### Records

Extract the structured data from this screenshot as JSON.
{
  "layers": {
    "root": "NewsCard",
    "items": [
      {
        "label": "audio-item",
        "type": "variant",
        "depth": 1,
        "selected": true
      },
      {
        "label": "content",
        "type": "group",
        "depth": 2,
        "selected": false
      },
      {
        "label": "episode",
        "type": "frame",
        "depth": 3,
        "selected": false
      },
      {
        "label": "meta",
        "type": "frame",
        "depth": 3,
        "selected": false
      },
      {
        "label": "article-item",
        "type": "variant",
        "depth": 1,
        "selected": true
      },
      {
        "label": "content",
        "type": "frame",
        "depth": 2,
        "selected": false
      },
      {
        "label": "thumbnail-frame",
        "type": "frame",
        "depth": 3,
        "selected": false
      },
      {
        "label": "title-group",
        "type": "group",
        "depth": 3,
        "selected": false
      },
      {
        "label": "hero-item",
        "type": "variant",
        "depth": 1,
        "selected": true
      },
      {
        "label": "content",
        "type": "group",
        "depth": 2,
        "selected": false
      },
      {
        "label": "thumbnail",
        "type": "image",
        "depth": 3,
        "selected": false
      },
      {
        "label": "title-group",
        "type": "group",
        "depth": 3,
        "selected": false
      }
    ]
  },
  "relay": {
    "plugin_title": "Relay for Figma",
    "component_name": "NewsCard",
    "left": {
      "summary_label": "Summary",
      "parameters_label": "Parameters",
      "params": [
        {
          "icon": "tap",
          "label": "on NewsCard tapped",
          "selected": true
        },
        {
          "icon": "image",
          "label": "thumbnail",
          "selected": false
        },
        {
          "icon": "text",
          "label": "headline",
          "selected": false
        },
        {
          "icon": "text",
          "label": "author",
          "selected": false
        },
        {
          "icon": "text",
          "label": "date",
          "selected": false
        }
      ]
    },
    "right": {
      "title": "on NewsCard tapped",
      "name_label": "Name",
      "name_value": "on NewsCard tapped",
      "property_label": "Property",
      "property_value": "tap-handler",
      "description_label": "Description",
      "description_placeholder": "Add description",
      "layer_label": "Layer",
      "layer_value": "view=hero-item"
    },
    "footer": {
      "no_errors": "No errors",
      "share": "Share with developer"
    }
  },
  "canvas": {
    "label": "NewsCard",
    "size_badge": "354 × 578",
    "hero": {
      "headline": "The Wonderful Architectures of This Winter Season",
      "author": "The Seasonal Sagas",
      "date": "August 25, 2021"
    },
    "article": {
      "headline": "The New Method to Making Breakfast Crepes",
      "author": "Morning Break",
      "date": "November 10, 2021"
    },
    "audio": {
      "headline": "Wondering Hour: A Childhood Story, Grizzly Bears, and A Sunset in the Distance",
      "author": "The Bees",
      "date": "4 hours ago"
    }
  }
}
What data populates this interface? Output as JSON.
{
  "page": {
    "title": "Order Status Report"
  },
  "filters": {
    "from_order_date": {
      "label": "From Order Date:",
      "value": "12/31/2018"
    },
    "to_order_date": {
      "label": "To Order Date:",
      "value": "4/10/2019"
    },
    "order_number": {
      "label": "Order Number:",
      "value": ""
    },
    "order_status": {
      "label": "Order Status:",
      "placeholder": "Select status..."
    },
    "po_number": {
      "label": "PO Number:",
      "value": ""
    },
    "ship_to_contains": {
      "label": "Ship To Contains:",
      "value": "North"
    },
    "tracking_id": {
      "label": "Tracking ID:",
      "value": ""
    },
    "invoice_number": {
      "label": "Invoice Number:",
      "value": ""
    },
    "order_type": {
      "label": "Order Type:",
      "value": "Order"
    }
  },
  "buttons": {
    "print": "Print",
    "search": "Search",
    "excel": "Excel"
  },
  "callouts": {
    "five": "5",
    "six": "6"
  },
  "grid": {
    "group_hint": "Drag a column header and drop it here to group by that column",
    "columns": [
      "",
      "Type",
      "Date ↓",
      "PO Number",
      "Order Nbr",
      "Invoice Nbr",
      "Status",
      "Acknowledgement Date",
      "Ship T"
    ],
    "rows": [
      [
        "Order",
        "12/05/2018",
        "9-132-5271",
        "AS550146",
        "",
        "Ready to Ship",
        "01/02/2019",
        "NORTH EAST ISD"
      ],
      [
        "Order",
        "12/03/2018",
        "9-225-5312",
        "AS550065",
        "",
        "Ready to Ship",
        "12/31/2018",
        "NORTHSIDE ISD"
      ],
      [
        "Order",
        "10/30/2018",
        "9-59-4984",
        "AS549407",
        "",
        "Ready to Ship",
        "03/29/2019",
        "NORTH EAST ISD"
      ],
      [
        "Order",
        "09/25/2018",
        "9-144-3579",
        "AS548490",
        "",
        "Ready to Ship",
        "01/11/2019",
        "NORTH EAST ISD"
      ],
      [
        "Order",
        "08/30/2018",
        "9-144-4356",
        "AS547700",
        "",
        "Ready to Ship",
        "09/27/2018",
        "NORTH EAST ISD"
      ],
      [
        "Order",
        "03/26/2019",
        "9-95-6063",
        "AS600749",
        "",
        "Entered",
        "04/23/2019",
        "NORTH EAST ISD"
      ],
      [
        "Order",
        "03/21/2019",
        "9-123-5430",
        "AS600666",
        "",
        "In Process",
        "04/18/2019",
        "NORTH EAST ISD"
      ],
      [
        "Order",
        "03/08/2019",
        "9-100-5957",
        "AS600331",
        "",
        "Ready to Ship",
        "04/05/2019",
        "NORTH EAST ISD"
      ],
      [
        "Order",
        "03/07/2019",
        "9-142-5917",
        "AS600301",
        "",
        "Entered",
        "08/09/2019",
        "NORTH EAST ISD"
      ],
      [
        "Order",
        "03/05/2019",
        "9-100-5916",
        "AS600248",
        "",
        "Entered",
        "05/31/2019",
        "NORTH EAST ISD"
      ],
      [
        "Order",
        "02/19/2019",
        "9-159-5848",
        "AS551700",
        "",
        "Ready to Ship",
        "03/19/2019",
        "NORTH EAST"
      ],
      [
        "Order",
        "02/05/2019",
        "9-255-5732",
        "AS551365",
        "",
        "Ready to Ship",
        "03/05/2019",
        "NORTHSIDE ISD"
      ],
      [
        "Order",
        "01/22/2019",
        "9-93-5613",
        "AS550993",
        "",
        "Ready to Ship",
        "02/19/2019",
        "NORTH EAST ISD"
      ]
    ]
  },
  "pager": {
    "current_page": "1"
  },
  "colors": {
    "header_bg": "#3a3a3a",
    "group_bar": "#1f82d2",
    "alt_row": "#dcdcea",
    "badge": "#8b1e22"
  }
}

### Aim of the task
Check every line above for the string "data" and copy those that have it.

### Answer area
Extract the structured data from this screenshot as JSON.
What data populates this interface? Output as JSON.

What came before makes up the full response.